I first read F. Scott Peck, the psychologist and Christian philosopher, back in college. (Ouch! Was that really 1984?) The Road Less Traveled crystalized the wisdom he gained in trying to balance the scientific practices of one-on-one therapy with the creation of networks of support that enabled healing to become a practical way of living for the patient.
One of the greatest causes of psychological distress, as well as the greatest impediment to healing, was the simple confusion that “love” was something that the giver felt. Peck completely rejected this in the case of the confusing loss of ego boundaries that we know as romantic love, applying to this particular form of madness the technical term “cathecting.” That’s close enough to “catheter” that I find it almost repulsive.

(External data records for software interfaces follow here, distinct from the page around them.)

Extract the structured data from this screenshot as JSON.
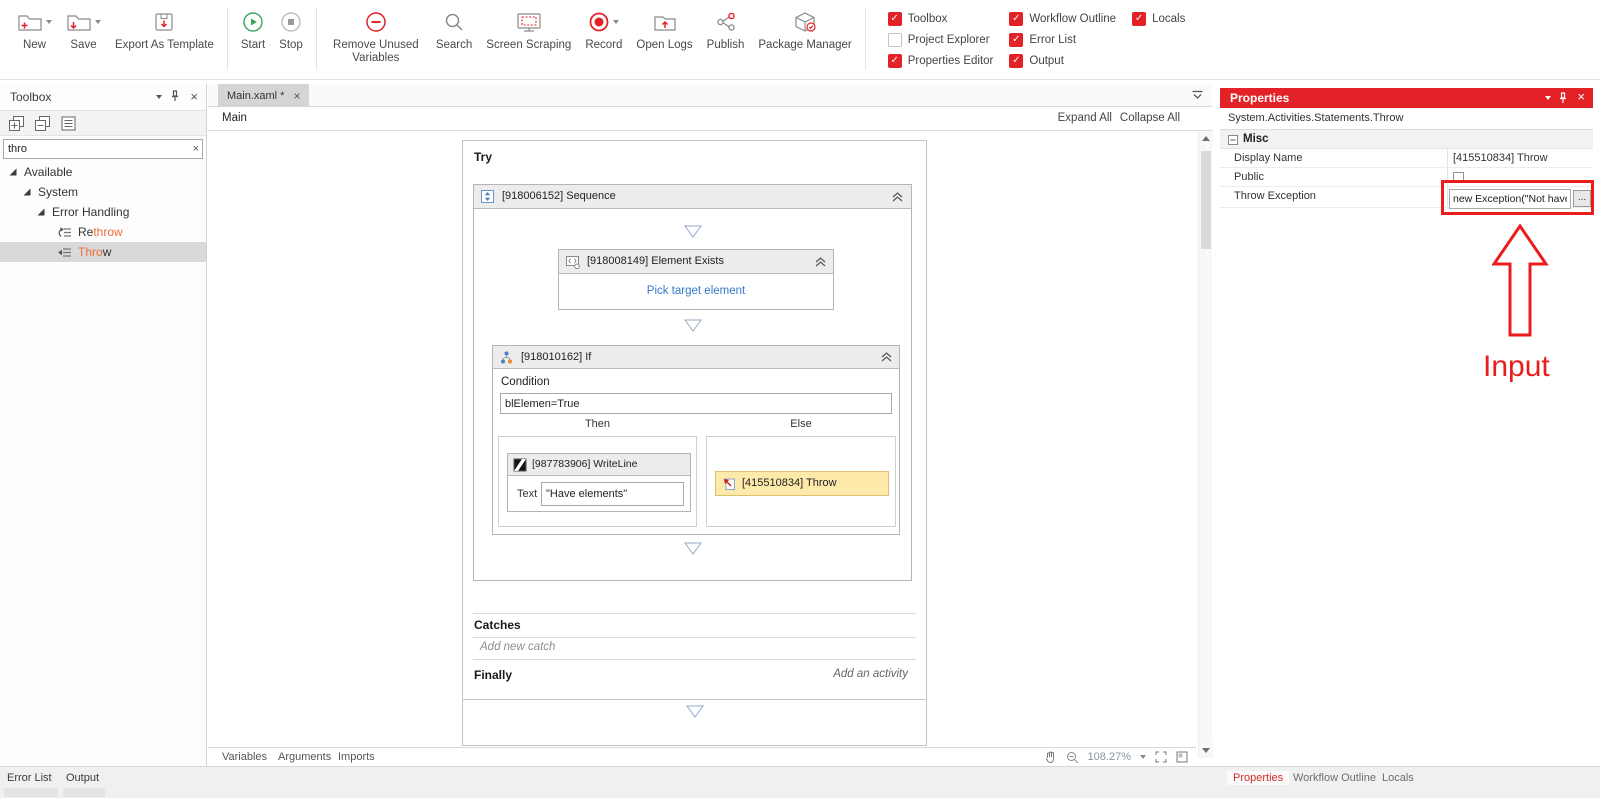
{
  "ribbon": {
    "new_label": "New",
    "save_label": "Save",
    "export_label": "Export As Template",
    "start_label": "Start",
    "stop_label": "Stop",
    "remove_unused_label": "Remove Unused Variables",
    "search_label": "Search",
    "screen_scraping_label": "Screen Scraping",
    "record_label": "Record",
    "open_logs_label": "Open Logs",
    "publish_label": "Publish",
    "package_manager_label": "Package Manager",
    "toggles": [
      {
        "label": "Toolbox",
        "checked": true
      },
      {
        "label": "Project Explorer",
        "checked": false
      },
      {
        "label": "Properties Editor",
        "checked": true
      },
      {
        "label": "Workflow Outline",
        "checked": true
      },
      {
        "label": "Error List",
        "checked": true
      },
      {
        "label": "Output",
        "checked": true
      },
      {
        "label": "Locals",
        "checked": true
      }
    ]
  },
  "toolbox": {
    "title": "Toolbox",
    "search_value": "thro",
    "tree": {
      "available": "Available",
      "system": "System",
      "error_handling": "Error Handling",
      "rethrow": {
        "pre": "Re",
        "match": "throw",
        "post": ""
      },
      "throw": {
        "pre": "",
        "match": "Thro",
        "post": "w"
      }
    }
  },
  "editor": {
    "tab_title": "Main.xaml *",
    "breadcrumb": "Main",
    "expand_all": "Expand All",
    "collapse_all": "Collapse All"
  },
  "workflow": {
    "try_label": "Try",
    "sequence_title": "[918006152] Sequence",
    "element_exists_title": "[918008149] Element Exists",
    "pick_target_link": "Pick target element",
    "if_title": "[918010162] If",
    "condition_label": "Condition",
    "condition_value": "blElemen=True",
    "then_label": "Then",
    "else_label": "Else",
    "writeline_title": "[987783906] WriteLine",
    "text_label": "Text",
    "text_value": "\"Have elements\"",
    "throw_title": "[415510834] Throw",
    "catches_label": "Catches",
    "add_new_catch": "Add new catch",
    "finally_label": "Finally",
    "add_an_activity": "Add an activity"
  },
  "designer_bar": {
    "variables": "Variables",
    "arguments": "Arguments",
    "imports": "Imports",
    "zoom_level": "108.27%"
  },
  "properties": {
    "title": "Properties",
    "type_name": "System.Activities.Statements.Throw",
    "section_label": "Misc",
    "display_name_label": "Display Name",
    "display_name_value": "[415510834] Throw",
    "public_label": "Public",
    "public_checked": false,
    "throw_exception_label": "Throw Exception",
    "throw_exception_value": "new Exception(\"Not have e",
    "ellipsis_button": "...",
    "annotation_label": "Input"
  },
  "bottom_tabs": {
    "error_list": "Error List",
    "output": "Output",
    "properties": "Properties",
    "workflow_outline": "Workflow Outline",
    "locals": "Locals"
  },
  "colors": {
    "accent_red": "#e32227",
    "match_orange": "#ed6c3c",
    "link_blue": "#3577c8",
    "throw_highlight": "#fde9a9"
  }
}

Peck’s writing sent me off down a path of rational loving that is just terribly confusing to most people. I don’t expect to feel good when loving somebody until my love actually manifests itself in a way that means something to them. I know that I’ve succeeded in that process when they come and say “Thank-you for loving me.” Ultimately, that’s the only meaningful evidence of my love. I do still offer “I love you” to my intimates, because it’s a comforting token, but I know full well that it doesn’t give me any claim on them until they give me “thank-you” back.
The most awe-inspiring part of this process is the depth to which people reveal themselves, and the tenderness of the engagement. The experience is very much like the “cathecting” that Peck described: it’s a deep surrender of ego. It’s different, however, because I’m not projecting myself into them. I’m actually acting as a doorway of sorts, and on the other side of the doorway is God. In looking into them, I’m simply showing them how I accept God, and letting them use that as an example for their own acceptance.
This is the source of the confusion, particularly to women of child-bearing age. They think that they’re falling in love with me, when in fact what they’re falling in love with is the source of perfect, infinite, unconditional love that reaches out to them through me.
That divine love is the love that forgave Cain, the first son, for the murder of Abel, the second son. It is a love that knows no rules, no boundaries. It is the love that manifested itself on the cross in the ultimate act of forgiveness.
Are rules imposed upon us in this relationship? Only one: to humbly accept that our love can never be so perfect, and thus to surrender ourselves as the conduit through which that love flows to others.
Is that hard? Yes, it’s hard. It’s really, really hard. The reason is that, after we’ve all broken down our egos and learned to offer our hearts up in service to one another, we still have to figure out how to stay alive in this world long enough to make some progress in healing it. That means deciding what we’re going to do, and often it really doesn’t make a difference, in the big picture, whether we eat Chinese or Mexican take-out tonight. But if we all say “you choose”, then nothing ever happens. And if we always insist on making ourselves happy, then our partners will eventually get tired of never having their preferences honored.
The example might seem silly, but when you’ve got a two-career family, and job offers in two states, the decisions become more difficult and painful to resolve.
And so we look for rules – something hard and fast from God that will help us prioritize. In Judaism, those rules were pretty much designed for men (which I interpret as reflecting our weakness). Rules provide structure, and can be a useful spiritual tool. We simply stop investing our egos in practical matters, and move on to spiritual ones.
But the New Testament is about creating people that live outside of the rules, and Acts demonstrates Jesus’s success in that endeavor. After the healing of a cripple, the Sanhedrin throw Peter and John in jail, but eventually are forced to relent, because, as the Scripture says [NIV Acts 4:13-14]:
When they saw the courage of Peter and John and realized that they were unschooled, ordinary men, they were astonished and they took note that these men had been with Jesus. But since they could see the man who had been healed standing there with them, there was nothing they could say.
And so this brings me to the point of this message: the standard of truth, as Jesus always said, is the faith that gives you the courage to give and receive healing. Remember, Jesus never, ever said “I have healed you” – he always said “Your faith has healed you.” Divine love can reach out through us, but unless the target of that love accepts it, no benefit will come.
So believe in what heals you. Allow others to take comfort in the healing that their faith brings to them. And open your heart to each other so that the truth of your healing can be seen to all. For that is the testament that Christ begs for the world to see: not a labored adherence to rules and conditions, but a joyous revival of truth, hope and life in those that once suffered with lies, fear and death.
And you ministers: if you can’t offer the kind of healing described in Acts, please humble your egos to the ultimate authority when your congregants tell you that the rules don’t work for them. Just agree that they need to find a spiritual home elsewhere, and part without prejudicial words on either side.
And for those ministers with the courage to recognize that you have guided your congregation through experiences that have moved them beyond the need for rules: Well: “God Bless You!” and “Welcome to the Journey!”